What is fair use?

To determine whether the use of a copyright protected work without the consent of the copyright owner constitutes non-infringing fair use, courts will balance the following four factors on a case-by-case, highly fact-specific inquiry basis:

  1. The purpose and character of the use, including whether the use is of a commercial nature or is for non-profit educational purposes;
  2. The nature of the copyright protected work;
  3. The amount and substantiality of the portion used in relation to the copyright protected work as a whole;
  4. The effect of the use upon the potential market for or value of the copyright protected work.

The first factor. The first factor, also known as the “transformative use factor,” is generally the most heavily weighted by the courts. A use is transformative, if it merely supersedes the existing work, or, to the contrary, if it adds something new, with a further purpose or different character, altering the first work with new expression, meaning or message1. Even if a work is copied and stored in substantially the same form as the original without meaningful alteration, it does not preclude the use from being considered transformative in nature, so long as the use by the would-be copier serves a materially different function than the original work2.

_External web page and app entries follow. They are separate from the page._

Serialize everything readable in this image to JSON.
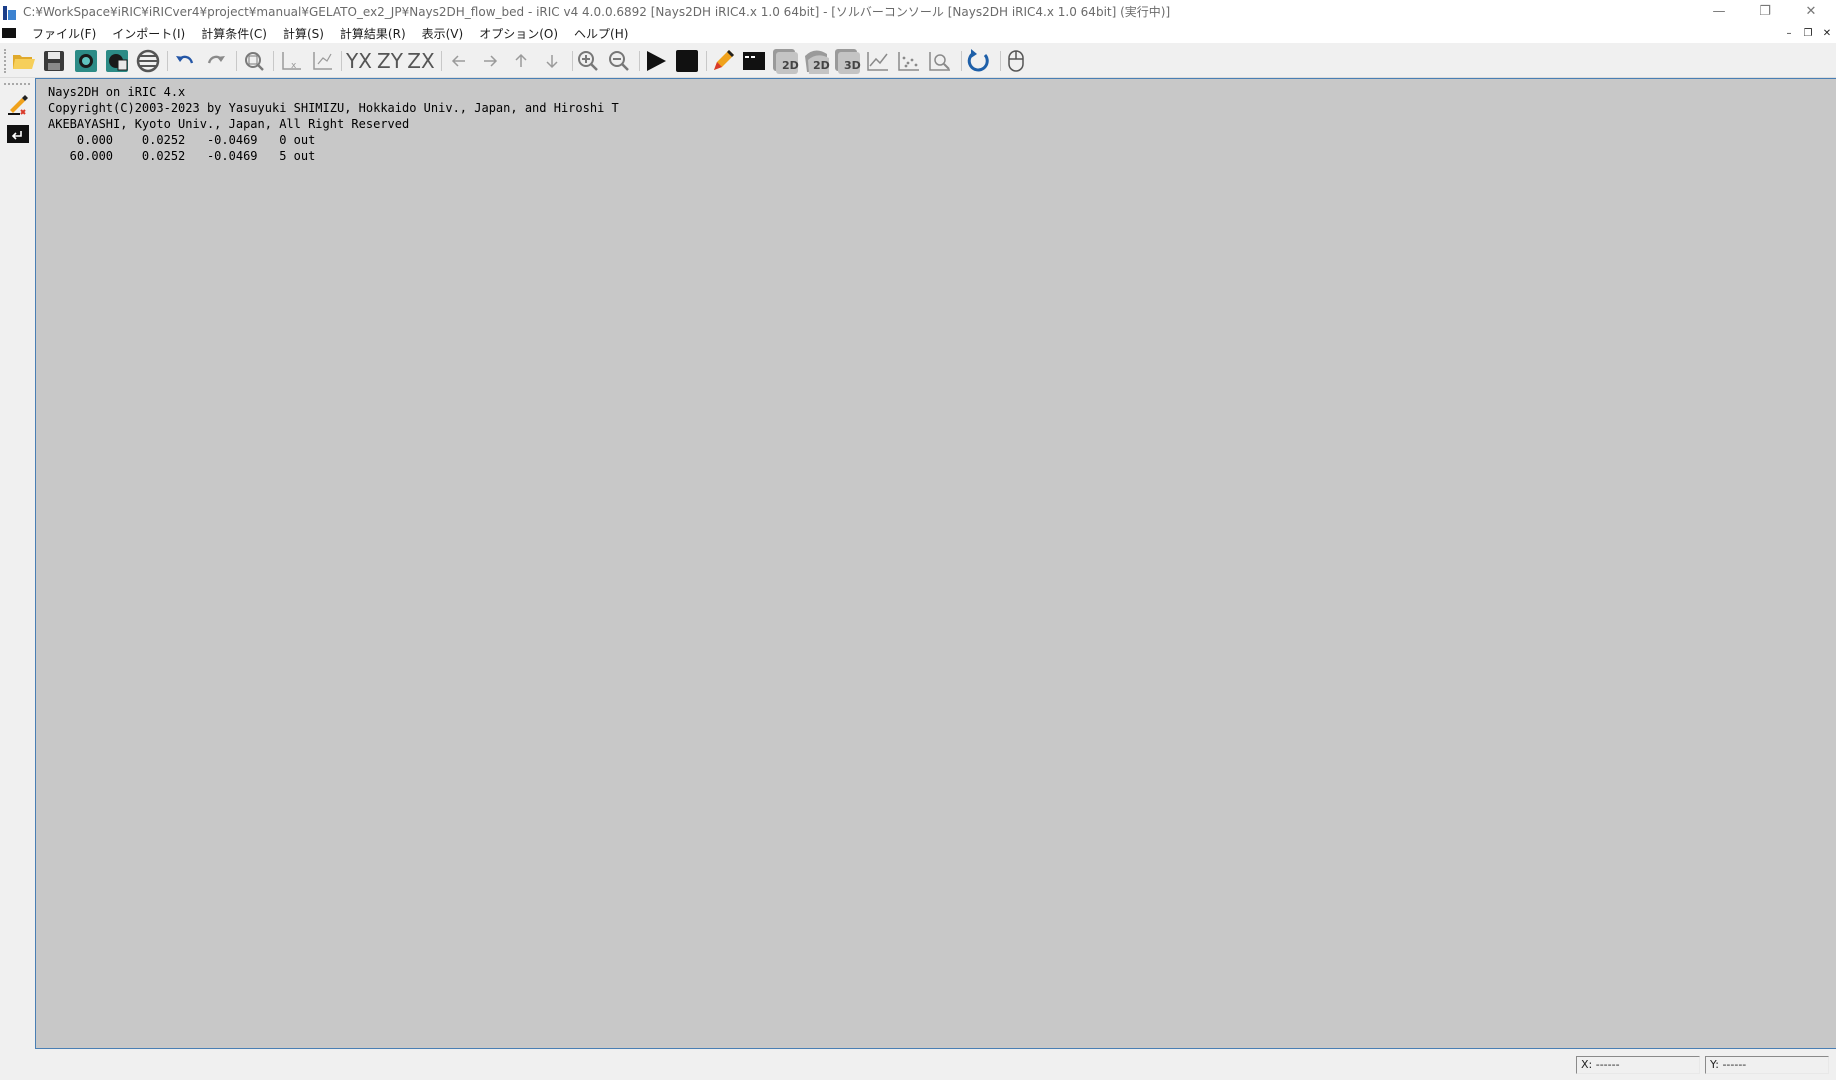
{
  "window": {
    "title": "C:¥WorkSpace¥iRIC¥iRICver4¥project¥manual¥GELATO_ex2_JP¥Nays2DH_flow_bed - iRIC v4 4.0.0.6892 [Nays2DH iRIC4.x 1.0 64bit] - [ソルバーコンソール [Nays2DH iRIC4.x 1.0 64bit] (実行中)]",
    "minimize_glyph": "—",
    "restore_glyph": "❐",
    "close_glyph": "✕"
  },
  "menu": {
    "items": [
      "ファイル(F)",
      "インポート(I)",
      "計算条件(C)",
      "計算(S)",
      "計算結果(R)",
      "表示(V)",
      "オプション(O)",
      "ヘルプ(H)"
    ],
    "mdi_minimize": "–",
    "mdi_restore": "❐",
    "mdi_close": "✕"
  },
  "toolbar": {
    "view_2d_label": "2D",
    "view_2d_b_label": "2D",
    "view_3d_label": "3D",
    "yx_label": "YX",
    "zy_label": "ZY",
    "zx_label": "ZX"
  },
  "console": {
    "lines": [
      "Nays2DH on iRIC 4.x",
      "Copyright(C)2003-2023 by Yasuyuki SHIMIZU, Hokkaido Univ., Japan, and Hiroshi T",
      "AKEBAYASHI, Kyoto Univ., Japan, All Right Reserved",
      "    0.000    0.0252   -0.0469   0 out",
      "   60.000    0.0252   -0.0469   5 out"
    ]
  },
  "status": {
    "x_label": "X: ------",
    "y_label": "Y: ------"
  },
  "colors": {
    "console_background": "#c8c8c8",
    "console_border": "#4a7fb4",
    "accent_blue": "#1e5fa8"
  }
}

Some examples where courts have found a use to be transformative include making digital copies of student papers to use an anti-plagiarism software (where the defendant’s use of the works was unrelated to such works’ expressive content),3 or scanning books to create a full-text searchable database and public search function (in a manner that did not allow users to read the texts).4 While educational and non-commercial uses are generally more likely to be decided to be fair use, courts will not necessarily find a commercial use to be unfair and will instead balance the purpose and character of the use against other factors.

Copies of original works made for TDM purposes appear to have a purely functional purpose, namely, to teach an AI model about the underlying characteristics of a work through pattern recognition. Copies of original works made for TDM purposes are never released or made available to the public, hence it would appear that their transformative nature is on par with existing case law.

Key takeaways
  • In the U.S., in the absence of a TDM exception, AI companies contend that inclusion of copyrighted materials in training sets constitute fair use - e.g., not copyright infringement, which position remains to be evaluated by the courts
  • The legality of data mining can depend on various factors, including the type of data being mined and the purpose for which the data is being collected and used